XRF technology is being embraced by both manufacturers and the Carpet and Rug Institute to benchmark performance.

These are only a few of the trends affecting carpet care this year, but embracing them will give BSCs a good start to making that old carpet look new again.

Jordan Fox is a Milwaukee-based freelance writer.

The First Line of Defense To Good Carpet, Is a Good System
Conducting a good and consistent carpet-care program can just about double the life of carpeting and keep it looking its best. The first step: vacuuming.

“When carpet is installed, daily vacuuming is critical. A high productive vacuum with exceptional air flow and filtration will remove fine particles such as sand and dry dirt that are contributing factors to premature wear of the carpet fibers,” says William D. Fisher, president, Pacific Floor Care Co., Muskegon, Mich.
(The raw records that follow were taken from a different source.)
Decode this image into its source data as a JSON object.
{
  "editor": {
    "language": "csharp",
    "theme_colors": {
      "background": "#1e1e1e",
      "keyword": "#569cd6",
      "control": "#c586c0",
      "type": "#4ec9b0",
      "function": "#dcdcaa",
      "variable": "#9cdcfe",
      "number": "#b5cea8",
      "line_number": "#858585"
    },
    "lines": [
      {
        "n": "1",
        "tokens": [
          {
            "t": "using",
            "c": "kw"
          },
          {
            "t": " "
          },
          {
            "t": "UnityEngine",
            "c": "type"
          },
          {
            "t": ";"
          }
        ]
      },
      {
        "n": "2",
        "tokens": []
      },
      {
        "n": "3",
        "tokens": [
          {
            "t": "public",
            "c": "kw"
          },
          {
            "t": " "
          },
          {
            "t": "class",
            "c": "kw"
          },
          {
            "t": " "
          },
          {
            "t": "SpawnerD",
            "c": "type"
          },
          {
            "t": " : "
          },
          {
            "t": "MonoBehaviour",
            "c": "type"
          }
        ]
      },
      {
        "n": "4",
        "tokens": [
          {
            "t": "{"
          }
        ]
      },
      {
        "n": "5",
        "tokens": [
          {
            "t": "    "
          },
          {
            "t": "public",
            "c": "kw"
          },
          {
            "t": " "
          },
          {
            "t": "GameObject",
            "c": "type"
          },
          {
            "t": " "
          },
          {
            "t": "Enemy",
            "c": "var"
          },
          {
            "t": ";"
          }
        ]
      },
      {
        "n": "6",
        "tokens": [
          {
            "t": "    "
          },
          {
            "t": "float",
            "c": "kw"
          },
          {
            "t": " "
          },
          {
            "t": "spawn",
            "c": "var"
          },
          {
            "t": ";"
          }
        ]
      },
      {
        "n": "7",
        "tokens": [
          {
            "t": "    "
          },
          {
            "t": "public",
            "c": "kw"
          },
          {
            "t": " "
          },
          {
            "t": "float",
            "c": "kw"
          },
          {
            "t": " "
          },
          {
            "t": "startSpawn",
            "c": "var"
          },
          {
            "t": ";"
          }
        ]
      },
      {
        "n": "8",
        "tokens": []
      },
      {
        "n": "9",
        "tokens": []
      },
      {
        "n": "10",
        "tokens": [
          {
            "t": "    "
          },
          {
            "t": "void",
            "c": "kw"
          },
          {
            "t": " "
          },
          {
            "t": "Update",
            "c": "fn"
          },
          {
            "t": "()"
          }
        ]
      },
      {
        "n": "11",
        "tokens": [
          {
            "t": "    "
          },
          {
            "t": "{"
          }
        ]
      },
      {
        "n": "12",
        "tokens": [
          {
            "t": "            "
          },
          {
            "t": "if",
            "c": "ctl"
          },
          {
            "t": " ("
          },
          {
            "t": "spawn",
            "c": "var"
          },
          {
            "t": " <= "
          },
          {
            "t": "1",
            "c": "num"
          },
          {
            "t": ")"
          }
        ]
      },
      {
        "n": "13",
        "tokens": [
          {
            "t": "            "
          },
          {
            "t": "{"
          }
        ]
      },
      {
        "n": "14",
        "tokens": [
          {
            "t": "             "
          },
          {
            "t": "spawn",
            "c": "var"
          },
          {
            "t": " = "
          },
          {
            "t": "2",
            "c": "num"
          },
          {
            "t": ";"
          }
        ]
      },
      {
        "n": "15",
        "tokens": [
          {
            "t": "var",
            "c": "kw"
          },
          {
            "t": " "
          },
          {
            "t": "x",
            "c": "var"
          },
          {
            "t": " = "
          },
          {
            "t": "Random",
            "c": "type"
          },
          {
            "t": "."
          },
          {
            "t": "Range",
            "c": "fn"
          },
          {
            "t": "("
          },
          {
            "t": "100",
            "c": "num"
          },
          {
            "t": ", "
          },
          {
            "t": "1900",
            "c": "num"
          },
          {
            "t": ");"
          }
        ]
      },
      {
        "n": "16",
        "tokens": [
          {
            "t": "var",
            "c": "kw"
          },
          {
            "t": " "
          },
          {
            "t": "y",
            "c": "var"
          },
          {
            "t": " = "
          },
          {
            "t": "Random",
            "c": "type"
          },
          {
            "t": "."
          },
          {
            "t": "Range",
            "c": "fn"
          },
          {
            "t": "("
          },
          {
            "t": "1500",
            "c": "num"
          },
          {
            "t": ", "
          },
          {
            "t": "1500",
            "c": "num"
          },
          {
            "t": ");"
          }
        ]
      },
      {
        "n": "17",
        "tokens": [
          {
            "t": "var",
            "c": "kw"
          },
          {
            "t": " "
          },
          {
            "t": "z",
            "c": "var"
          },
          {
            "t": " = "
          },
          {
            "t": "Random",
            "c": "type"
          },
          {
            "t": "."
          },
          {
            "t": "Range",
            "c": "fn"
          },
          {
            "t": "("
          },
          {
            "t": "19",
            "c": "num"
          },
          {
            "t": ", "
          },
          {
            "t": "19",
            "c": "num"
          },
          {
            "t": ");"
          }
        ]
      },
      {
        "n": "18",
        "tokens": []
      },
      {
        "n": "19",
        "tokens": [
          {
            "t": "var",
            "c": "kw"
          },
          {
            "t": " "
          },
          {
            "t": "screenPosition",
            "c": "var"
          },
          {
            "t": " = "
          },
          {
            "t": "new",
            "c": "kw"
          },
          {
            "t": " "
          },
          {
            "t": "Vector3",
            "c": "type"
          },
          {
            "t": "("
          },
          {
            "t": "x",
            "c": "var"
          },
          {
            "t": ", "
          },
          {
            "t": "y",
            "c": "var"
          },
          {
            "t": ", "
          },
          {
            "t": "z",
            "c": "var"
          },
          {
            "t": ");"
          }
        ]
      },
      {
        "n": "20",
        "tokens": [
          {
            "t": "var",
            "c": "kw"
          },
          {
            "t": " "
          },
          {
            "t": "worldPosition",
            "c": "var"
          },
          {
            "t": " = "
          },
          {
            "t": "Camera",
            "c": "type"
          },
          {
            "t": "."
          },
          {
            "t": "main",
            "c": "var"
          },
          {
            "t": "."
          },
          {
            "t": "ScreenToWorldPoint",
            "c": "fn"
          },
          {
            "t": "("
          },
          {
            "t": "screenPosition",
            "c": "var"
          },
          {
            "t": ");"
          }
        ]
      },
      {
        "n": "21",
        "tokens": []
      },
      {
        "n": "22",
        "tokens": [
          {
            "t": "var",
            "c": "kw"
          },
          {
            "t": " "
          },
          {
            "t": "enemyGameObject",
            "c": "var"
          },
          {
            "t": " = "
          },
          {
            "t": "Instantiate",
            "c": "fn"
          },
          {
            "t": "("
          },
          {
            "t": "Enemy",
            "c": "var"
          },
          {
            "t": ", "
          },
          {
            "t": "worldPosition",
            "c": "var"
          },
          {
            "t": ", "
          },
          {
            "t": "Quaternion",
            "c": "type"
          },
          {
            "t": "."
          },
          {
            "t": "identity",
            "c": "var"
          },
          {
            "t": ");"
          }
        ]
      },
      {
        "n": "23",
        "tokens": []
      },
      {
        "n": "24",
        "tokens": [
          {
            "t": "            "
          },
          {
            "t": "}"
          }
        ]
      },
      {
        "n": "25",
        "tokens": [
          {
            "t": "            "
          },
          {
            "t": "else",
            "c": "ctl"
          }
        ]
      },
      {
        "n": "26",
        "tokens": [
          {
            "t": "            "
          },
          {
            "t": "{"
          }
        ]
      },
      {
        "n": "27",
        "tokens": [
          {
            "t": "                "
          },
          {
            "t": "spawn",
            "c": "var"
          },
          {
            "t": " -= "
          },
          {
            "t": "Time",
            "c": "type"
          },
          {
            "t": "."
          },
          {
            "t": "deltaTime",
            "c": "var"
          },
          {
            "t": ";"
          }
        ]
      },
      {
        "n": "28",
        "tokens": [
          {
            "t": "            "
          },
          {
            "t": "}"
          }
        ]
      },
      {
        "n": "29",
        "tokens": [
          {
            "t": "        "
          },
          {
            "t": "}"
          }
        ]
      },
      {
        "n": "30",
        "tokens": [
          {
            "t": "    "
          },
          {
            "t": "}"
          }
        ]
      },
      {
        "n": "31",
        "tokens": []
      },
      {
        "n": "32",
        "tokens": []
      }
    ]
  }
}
But, vacuuming is only the beginning. Carpets will need a scheduled maintenance program that will include spot cleaning, interim cleaning systems and high flow restoration methods, says Fisher.

During spot cleaning, it is important to completely flush the residue out of the spot, says Fisher.

“Using a carpet brush along with a ready to use spotting chemical will enable you to effectively remove the spot from the carpet fiber. It is also equally important to flush the residue from the spot to eliminate wicking,” he adds.

When it comes time for interim cleaning, building service contractors often use floor machines to bonnet or tip/surface clean carpets, says Fisher. Many carpet mills do not endorse this process because the weight of the machine and its rotary action tends to distort carpet fibers.

“These machines clean the surface fibers quickly and provide a clean appearance. However, there are still soils and stains that are below the surface that still need to be addressed,” he says. “In our industry there is another interim cleaning methodology that is gaining popularity — an encapsulation system with low moisture crystallization...Chemical encapsulation is low moisture and allows carpets to be usable within minutes rather than hours with traditional water extraction methodologies.”

The last line of defense is carpet extraction, also referred to as restorative cleaning. High water flow with exceptional recovery is becoming the preferred choice and endorsed by carpet mills. It is also very important that end users have proper air movement/ventilation when using high-flow extraction to prevent mold, says Fisher.